Trump's decision to relocate the embassy undoubtedly affects the originally planned peace processes. The extent of the resulting changes remains to be seen. Nevertheless, new realities are already being created on the ground, which require a rethink on the international scene. The situation between Hamas and Fatah, however, has remained unchanged so far and any hope for a possible peace process seems to have vanished. Both the Palestinian and the Israeli sides have left little doubt that they have no interest in genuine peace talks and that this will not change in the short or medium term. Measures like the Intifada called by Hamas or the construction of more than 1,100 new dwellings in the West Bank by the Israelis serve to reinforce this impression.

It can therefore be established that the United States' move to relocate the embassy has made one development likely in particular: the suspension of rapprochement between Hamas and Fatah. However, the wider implications will only become apparent in the years to come. Through Trump's decision, one thing has become particularly clear, and not only for the Palestinian side: For the first time since the outbreak of the Middle East conflict, the United States can no longer be considered a neutral mediator between the players. Further steps taken by the Trump administration such as the cutting of direct US subsidies to the Palestinian Authority or the complete cancellation of US funding for the UN's Relief Agency for Palestine Refugees underline this fact. In the years to come, therefore, the issue of increasing radicalisation in parts of the societies involved and the need for a neutral mediator between the parties will be major challenges, which will only be met by means of considerable diplomatic and political efforts.

Stefan Lukas is a lecturer at the University of Greifswald, currently pursuing a doctorate in recent history
focusing on German-Middle East relations.

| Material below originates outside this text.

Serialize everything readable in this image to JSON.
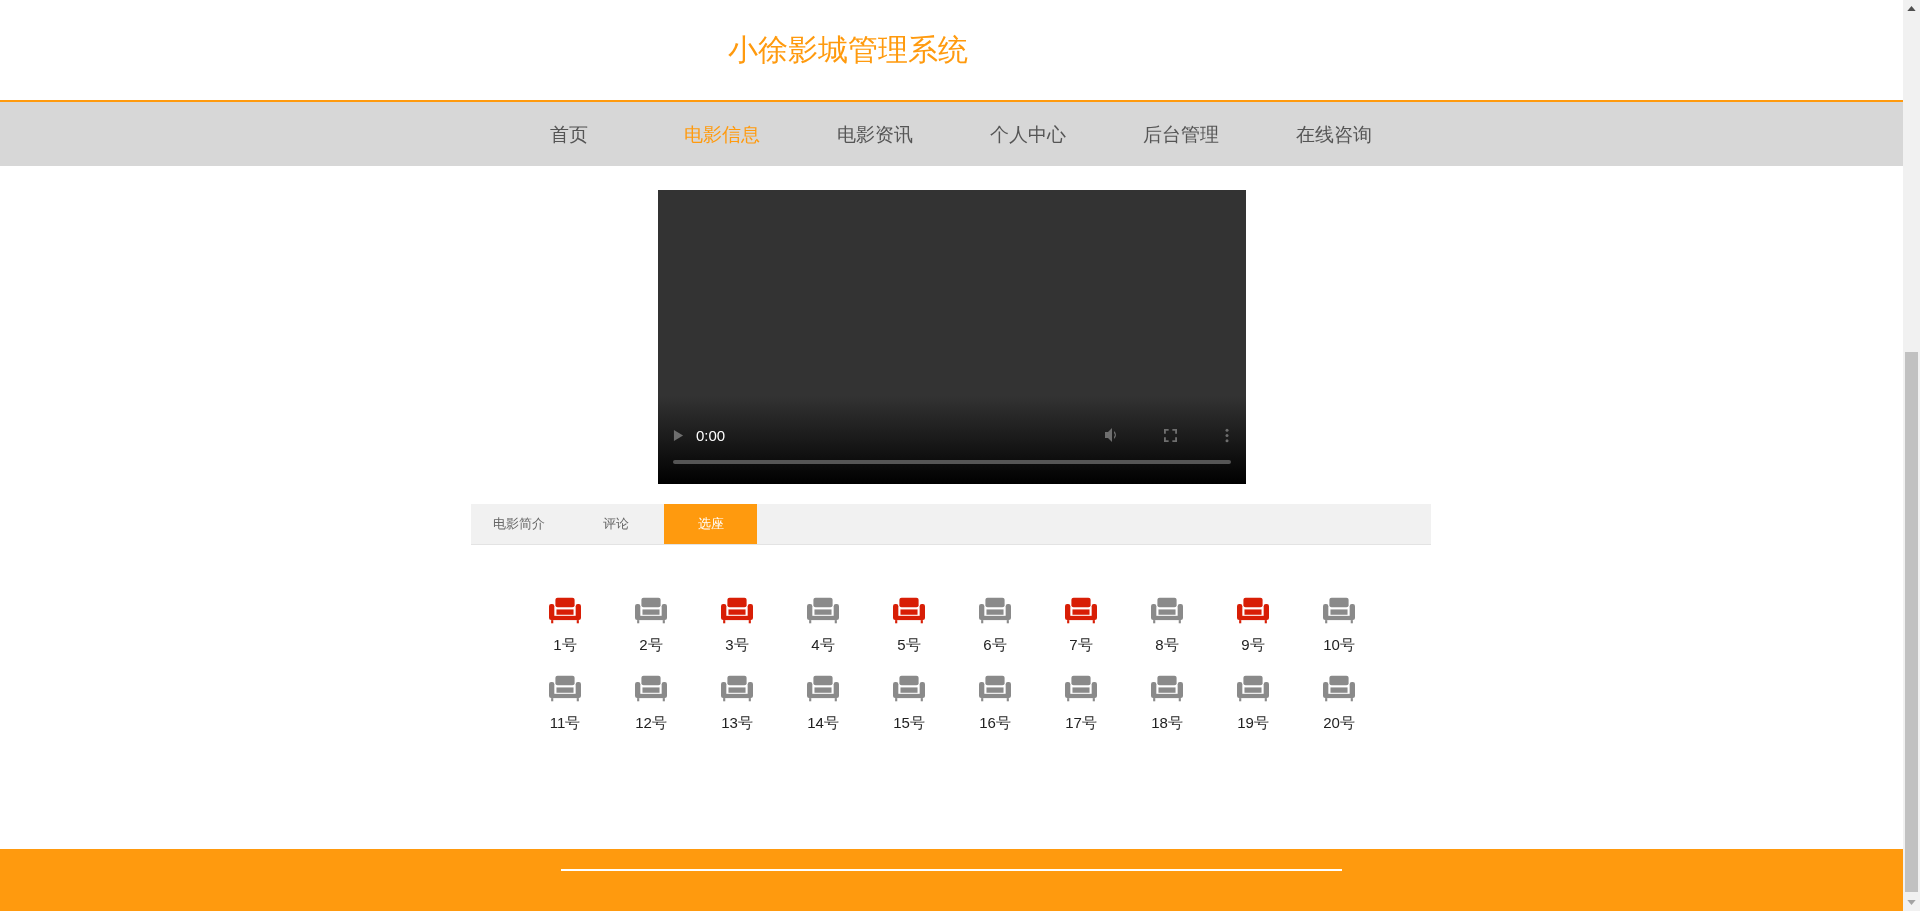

Janina Wietschorke is a student of area studies at the Humboldt
University of Berlin. Both worked as course assistants at the Federal Academy for Security Policy in 2017/ 2018. This article reflects the authors' personal opinions.

Copyright: Federal Academy for Security Policy | ISSN 2366-0805 page 1/4


Working Paper topic: 
Intrastate Conflicts
Arab-Israeli Conflict
Arab-Israeli Conflict
Intrastate Conflicts